### Description of the task
Lines that include the word "name" should be copied from the listing that follows.

### Supplied material
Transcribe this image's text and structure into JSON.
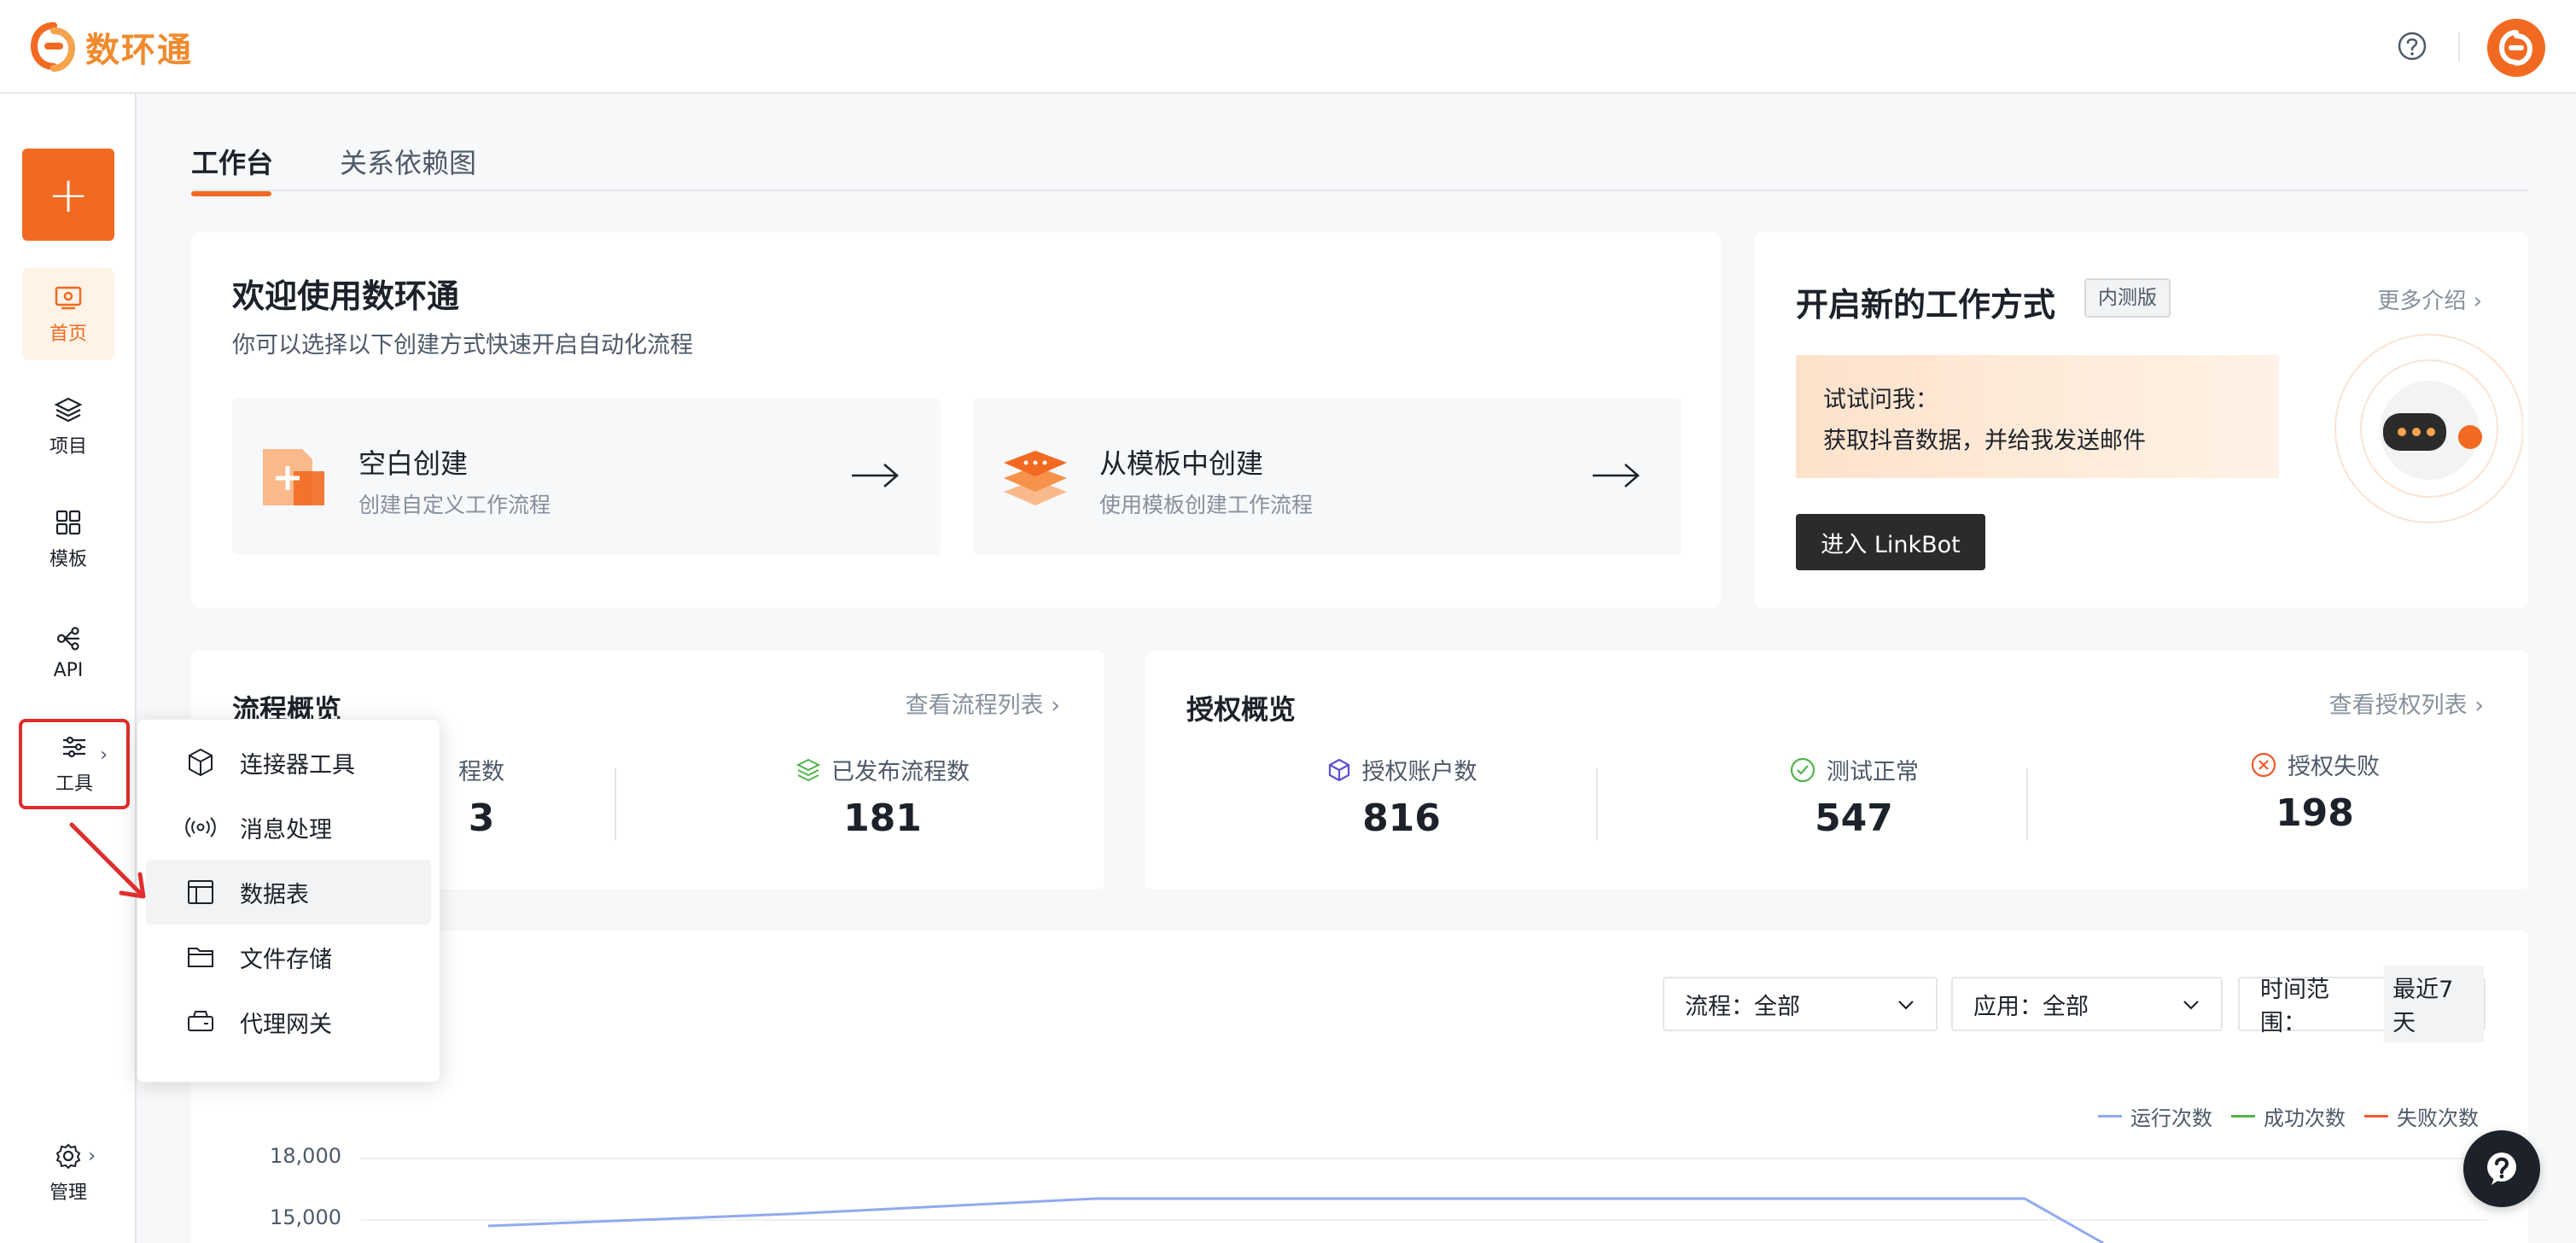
{
  "app": {
    "name": "数环通"
  },
  "sidebar": {
    "add_label": "+",
    "items": [
      {
        "label": "首页",
        "icon": "home-icon"
      },
      {
        "label": "项目",
        "icon": "layers-icon"
      },
      {
        "label": "模板",
        "icon": "grid-icon"
      },
      {
        "label": "API",
        "icon": "api-icon"
      },
      {
        "label": "工具",
        "icon": "sliders-icon"
      },
      {
        "label": "管理",
        "icon": "gear-icon"
      }
    ]
  },
  "tools_menu": {
    "items": [
      {
        "label": "连接器工具",
        "icon": "cube-icon"
      },
      {
        "label": "消息处理",
        "icon": "broadcast-icon"
      },
      {
        "label": "数据表",
        "icon": "table-icon"
      },
      {
        "label": "文件存储",
        "icon": "folder-icon"
      },
      {
        "label": "代理网关",
        "icon": "gateway-icon"
      }
    ]
  },
  "tabs": [
    {
      "label": "工作台"
    },
    {
      "label": "关系依赖图"
    }
  ],
  "welcome": {
    "title": "欢迎使用数环通",
    "subtitle": "你可以选择以下创建方式快速开启自动化流程",
    "blank": {
      "title": "空白创建",
      "subtitle": "创建自定义工作流程"
    },
    "template": {
      "title": "从模板中创建",
      "subtitle": "使用模板创建工作流程"
    }
  },
  "newway": {
    "title": "开启新的工作方式",
    "badge": "内测版",
    "more": "更多介绍",
    "try_line1": "试试问我：",
    "try_line2": "获取抖音数据，并给我发送邮件",
    "button": "进入 LinkBot"
  },
  "flow_overview": {
    "title": "流程概览",
    "link": "查看流程列表",
    "stats": [
      {
        "label": "程数",
        "value": "3"
      },
      {
        "label": "已发布流程数",
        "value": "181"
      }
    ]
  },
  "auth_overview": {
    "title": "授权概览",
    "link": "查看授权列表",
    "stats": [
      {
        "label": "授权账户数",
        "value": "816"
      },
      {
        "label": "测试正常",
        "value": "547"
      },
      {
        "label": "授权失败",
        "value": "198"
      }
    ]
  },
  "filters": {
    "flow": "流程：全部",
    "app": "应用：全部",
    "time_label": "时间范围：",
    "time_value": "最近7天"
  },
  "chart": {
    "legend": [
      {
        "name": "运行次数",
        "color": "#91a9f0"
      },
      {
        "name": "成功次数",
        "color": "#52b44b"
      },
      {
        "name": "失败次数",
        "color": "#f05a2c"
      }
    ],
    "yticks": [
      "18,000",
      "15,000"
    ]
  },
  "colors": {
    "accent": "#f26a21",
    "annotation": "#e02d2d"
  }
}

### Solution to this task
    "name": "数环通"
        "name": "运行次数",
        "name": "成功次数",
        "name": "失败次数",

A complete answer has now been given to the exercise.